Data records for software interfaces
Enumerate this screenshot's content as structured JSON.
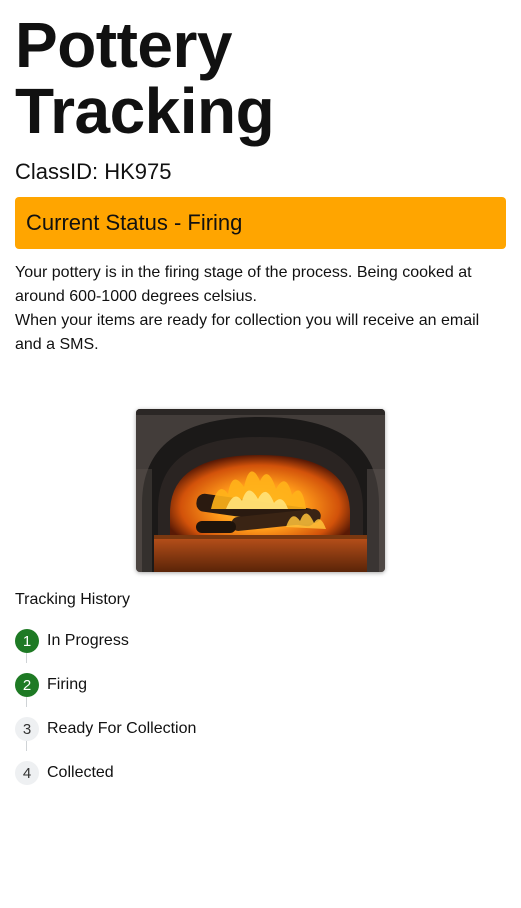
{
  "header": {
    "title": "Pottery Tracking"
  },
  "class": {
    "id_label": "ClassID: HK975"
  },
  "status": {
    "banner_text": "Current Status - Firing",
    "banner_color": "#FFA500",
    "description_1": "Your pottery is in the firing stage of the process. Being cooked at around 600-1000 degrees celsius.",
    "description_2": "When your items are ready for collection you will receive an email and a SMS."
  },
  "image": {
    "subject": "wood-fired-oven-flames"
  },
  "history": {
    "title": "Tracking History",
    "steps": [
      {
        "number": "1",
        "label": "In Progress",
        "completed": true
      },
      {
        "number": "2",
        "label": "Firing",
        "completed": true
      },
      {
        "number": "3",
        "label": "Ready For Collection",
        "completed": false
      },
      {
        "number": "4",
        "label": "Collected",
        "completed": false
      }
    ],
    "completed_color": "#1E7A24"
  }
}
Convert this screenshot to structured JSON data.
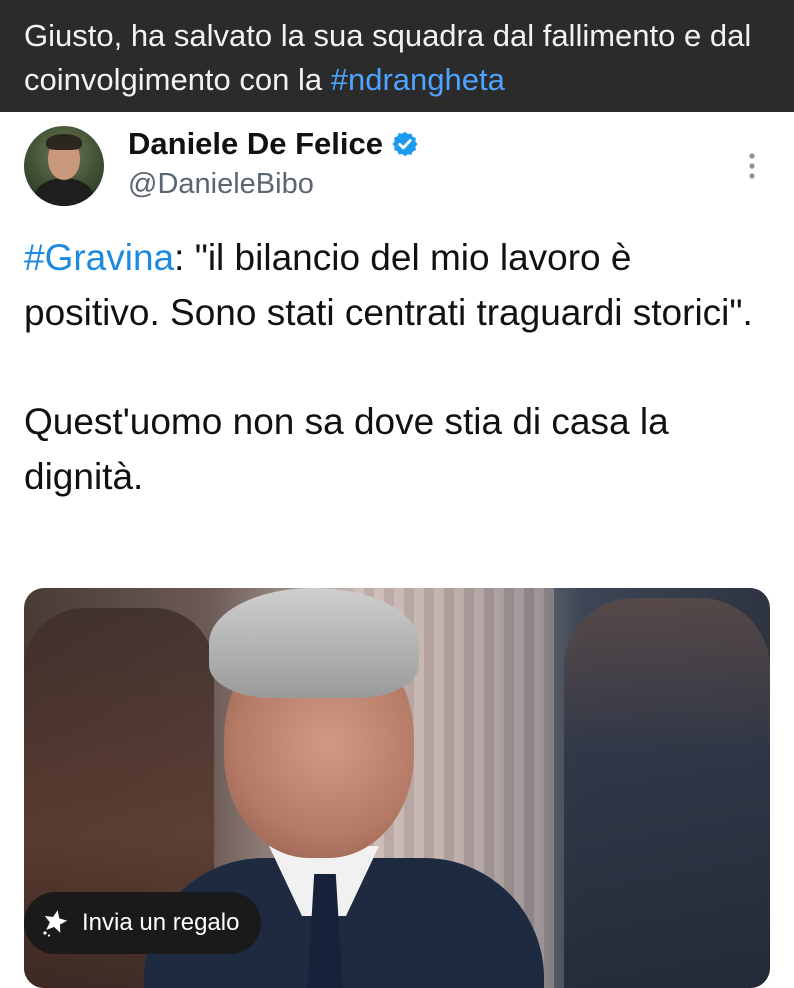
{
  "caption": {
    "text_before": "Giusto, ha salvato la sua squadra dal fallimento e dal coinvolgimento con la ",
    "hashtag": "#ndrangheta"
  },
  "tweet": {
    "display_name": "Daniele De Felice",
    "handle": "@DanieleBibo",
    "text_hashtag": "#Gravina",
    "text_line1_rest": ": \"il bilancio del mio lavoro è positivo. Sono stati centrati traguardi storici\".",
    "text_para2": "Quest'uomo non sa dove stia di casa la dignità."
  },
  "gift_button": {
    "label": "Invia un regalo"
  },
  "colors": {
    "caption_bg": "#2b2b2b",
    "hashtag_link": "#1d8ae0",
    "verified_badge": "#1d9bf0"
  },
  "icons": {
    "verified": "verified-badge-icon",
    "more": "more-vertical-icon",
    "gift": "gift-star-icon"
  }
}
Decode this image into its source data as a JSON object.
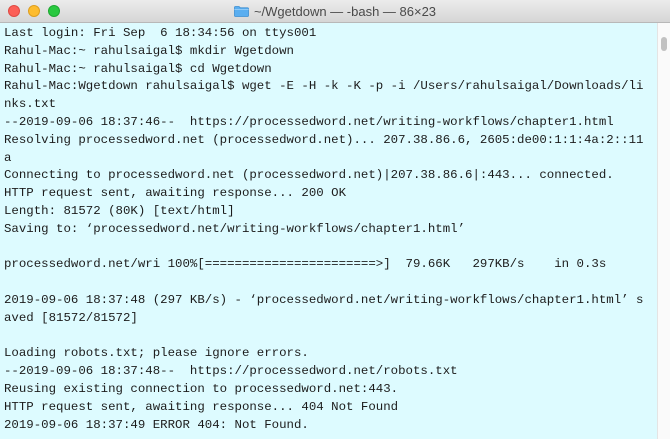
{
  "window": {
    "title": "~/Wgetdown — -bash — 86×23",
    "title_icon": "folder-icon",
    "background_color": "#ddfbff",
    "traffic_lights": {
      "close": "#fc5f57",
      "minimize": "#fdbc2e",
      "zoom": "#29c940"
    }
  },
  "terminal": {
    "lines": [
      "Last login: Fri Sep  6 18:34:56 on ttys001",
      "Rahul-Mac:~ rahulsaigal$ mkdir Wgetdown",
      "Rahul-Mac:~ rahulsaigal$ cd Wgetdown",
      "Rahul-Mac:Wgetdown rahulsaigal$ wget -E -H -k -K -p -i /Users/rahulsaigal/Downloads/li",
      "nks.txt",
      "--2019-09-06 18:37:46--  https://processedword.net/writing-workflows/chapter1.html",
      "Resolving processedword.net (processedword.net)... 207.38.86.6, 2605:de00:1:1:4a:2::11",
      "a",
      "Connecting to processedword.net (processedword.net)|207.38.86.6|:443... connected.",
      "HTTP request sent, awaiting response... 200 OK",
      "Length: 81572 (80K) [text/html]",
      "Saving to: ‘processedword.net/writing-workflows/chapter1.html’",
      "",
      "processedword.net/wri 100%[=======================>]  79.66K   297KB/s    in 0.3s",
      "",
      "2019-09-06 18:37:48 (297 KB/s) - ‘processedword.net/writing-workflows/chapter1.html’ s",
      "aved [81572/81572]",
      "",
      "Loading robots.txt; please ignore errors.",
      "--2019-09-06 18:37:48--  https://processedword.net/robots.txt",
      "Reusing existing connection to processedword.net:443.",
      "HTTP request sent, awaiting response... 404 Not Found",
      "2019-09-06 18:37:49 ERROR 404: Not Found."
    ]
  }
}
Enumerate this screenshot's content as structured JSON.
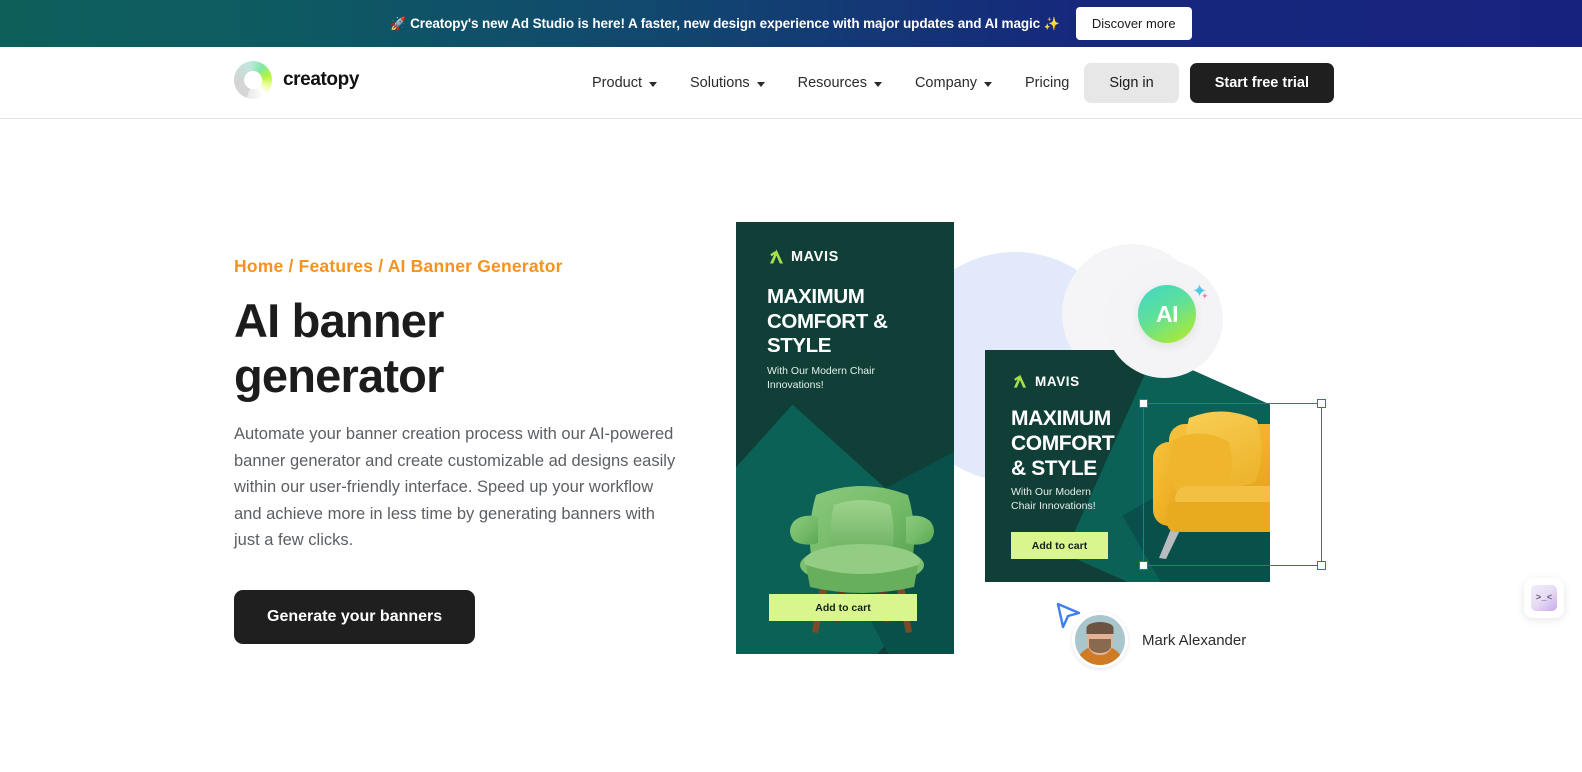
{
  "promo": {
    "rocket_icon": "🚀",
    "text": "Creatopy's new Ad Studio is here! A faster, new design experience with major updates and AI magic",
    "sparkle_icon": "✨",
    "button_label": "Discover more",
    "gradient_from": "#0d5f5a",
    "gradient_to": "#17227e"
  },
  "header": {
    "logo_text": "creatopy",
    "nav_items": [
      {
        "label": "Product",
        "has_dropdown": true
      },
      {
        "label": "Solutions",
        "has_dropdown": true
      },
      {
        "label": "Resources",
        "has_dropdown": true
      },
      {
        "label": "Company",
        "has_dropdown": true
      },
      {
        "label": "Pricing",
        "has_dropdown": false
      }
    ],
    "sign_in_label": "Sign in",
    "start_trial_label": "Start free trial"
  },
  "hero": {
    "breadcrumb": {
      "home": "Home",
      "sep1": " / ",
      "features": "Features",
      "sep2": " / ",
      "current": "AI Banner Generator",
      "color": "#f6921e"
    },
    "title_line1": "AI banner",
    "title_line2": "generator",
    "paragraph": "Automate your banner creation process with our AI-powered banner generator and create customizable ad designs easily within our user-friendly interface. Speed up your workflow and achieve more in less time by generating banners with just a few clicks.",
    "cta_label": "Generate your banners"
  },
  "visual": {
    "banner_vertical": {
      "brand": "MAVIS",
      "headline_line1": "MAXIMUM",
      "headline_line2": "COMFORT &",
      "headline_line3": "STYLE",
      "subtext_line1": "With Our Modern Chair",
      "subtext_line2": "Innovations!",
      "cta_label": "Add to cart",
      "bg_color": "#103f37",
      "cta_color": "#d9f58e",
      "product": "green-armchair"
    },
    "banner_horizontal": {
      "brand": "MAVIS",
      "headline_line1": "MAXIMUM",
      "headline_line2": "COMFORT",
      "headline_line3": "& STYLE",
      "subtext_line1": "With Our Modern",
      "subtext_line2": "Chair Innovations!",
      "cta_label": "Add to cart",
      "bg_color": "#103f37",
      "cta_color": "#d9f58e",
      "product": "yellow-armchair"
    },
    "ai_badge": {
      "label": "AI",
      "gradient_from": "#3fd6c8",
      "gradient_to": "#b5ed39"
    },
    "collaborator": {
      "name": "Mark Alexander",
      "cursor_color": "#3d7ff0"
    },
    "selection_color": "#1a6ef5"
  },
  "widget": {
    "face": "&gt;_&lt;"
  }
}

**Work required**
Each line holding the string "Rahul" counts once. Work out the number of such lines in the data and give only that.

**Reply to the exercise**
3